29 12 2014

Eleanor RigbyThe basic premise of writer/director Ned Benson’s “The Disappearance of Eleanor Rigby,” to be clear, is nothing particularly special.  James McAvoy and Jessica Chastain star as Connor Ludlow and Eleanor Rigby, respectively, a married couple in New York City hitting a devastating rough patch after a miscarriage.  Each deals with the tragedy in their own way, and Benson gives each story a feature’s length to develop.

Meant for consumption as one, “Him” follows Connor as he attempts to shake off the funk by throwing himself into his work for external validation while “Her” takes Eleanor’s point of view as she searches for greater meaning through introspection and education.  By isolating rather than integrating Connor and Eleanor’s journey, Benson makes perspective and subjectivity the prime focus of “The Disappearance of Eleanor Rigby.”

(Note: I did not bother to watch the streamlined edit that intercuts their stories, subtitled “Them,” because it seemed to defeat the purpose of the unconventional style.)
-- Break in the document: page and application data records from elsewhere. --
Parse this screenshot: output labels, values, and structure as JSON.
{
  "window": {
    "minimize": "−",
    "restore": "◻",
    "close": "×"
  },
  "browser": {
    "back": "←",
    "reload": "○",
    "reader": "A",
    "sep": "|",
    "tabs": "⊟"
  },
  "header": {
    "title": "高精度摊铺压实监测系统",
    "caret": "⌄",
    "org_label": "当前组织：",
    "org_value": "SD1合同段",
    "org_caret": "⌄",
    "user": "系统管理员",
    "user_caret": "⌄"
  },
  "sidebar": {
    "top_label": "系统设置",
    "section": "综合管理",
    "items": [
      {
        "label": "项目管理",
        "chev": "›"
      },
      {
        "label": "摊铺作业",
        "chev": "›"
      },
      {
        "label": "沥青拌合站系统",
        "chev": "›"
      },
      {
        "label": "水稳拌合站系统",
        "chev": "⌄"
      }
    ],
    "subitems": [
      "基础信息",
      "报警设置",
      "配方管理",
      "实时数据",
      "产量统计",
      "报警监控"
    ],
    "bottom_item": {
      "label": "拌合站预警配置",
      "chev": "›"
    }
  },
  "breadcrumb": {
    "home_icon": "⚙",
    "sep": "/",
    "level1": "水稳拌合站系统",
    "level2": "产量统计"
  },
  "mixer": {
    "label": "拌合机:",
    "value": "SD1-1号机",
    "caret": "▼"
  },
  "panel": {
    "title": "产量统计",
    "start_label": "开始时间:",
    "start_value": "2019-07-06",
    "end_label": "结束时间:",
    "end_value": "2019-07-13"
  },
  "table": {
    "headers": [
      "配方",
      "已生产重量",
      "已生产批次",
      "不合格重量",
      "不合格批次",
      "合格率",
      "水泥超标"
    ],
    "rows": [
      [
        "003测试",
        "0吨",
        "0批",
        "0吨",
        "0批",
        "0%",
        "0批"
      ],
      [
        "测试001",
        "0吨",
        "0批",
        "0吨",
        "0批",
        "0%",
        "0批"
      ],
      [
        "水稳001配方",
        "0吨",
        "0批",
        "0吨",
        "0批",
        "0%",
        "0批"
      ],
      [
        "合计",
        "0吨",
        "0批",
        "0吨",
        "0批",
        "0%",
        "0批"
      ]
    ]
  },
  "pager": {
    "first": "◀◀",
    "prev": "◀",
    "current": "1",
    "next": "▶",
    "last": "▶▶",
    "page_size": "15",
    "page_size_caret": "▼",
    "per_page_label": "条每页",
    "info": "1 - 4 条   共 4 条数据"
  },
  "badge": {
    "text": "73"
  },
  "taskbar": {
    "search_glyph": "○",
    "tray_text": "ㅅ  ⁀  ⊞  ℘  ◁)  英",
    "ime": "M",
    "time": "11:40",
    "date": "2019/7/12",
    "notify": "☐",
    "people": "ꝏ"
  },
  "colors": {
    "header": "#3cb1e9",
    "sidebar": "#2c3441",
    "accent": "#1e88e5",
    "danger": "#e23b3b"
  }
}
Students of narrative will relish this schismatic storytelling, analyzing what can be gleaned from one section that cannot be discerned in another.  Scenes shared by the former couple lend themselves to entirely different interpretations depending on the amount of information at hand on approach.  Integral figures in one person’s life are entirely irrelevant or nonexistent in that of the other.  Benson inquisitively asks how much can anyone know about others when trapped to see the world only through their own eyes, a question with strongly felt reverberations.

By all accounts, “The Disappearance of Eleanor Rigby” serves as a reminder that everyone has their own narrative.  Even the entrance (or exit) of a spouse does not create a shared story.  As important as that person is, they are merely another character in a grander arc.  Benson’s shedding of illusions surrounding coupling allows for a rich, nuanced portrayal of individual identity reclaimed and reasserted.

As such, “Him” and “Her” are both successful features as independent entities, not merely as half of a whole or only as an object for juxtaposition.  McAvoy commands his section by seizing the day and rallying to action to keep himself afloat; he is also bolstered by a strong dramatic turn from Bill Hader as a coworker and companion.  Meanwhile, Jessica Chastain proves irresistibly compelling as she mines the deepest recesses of her psyche for any kind of redemptive discovery.  In their contrast, Benson finds a beautifully dissonant harmony.  B+3stars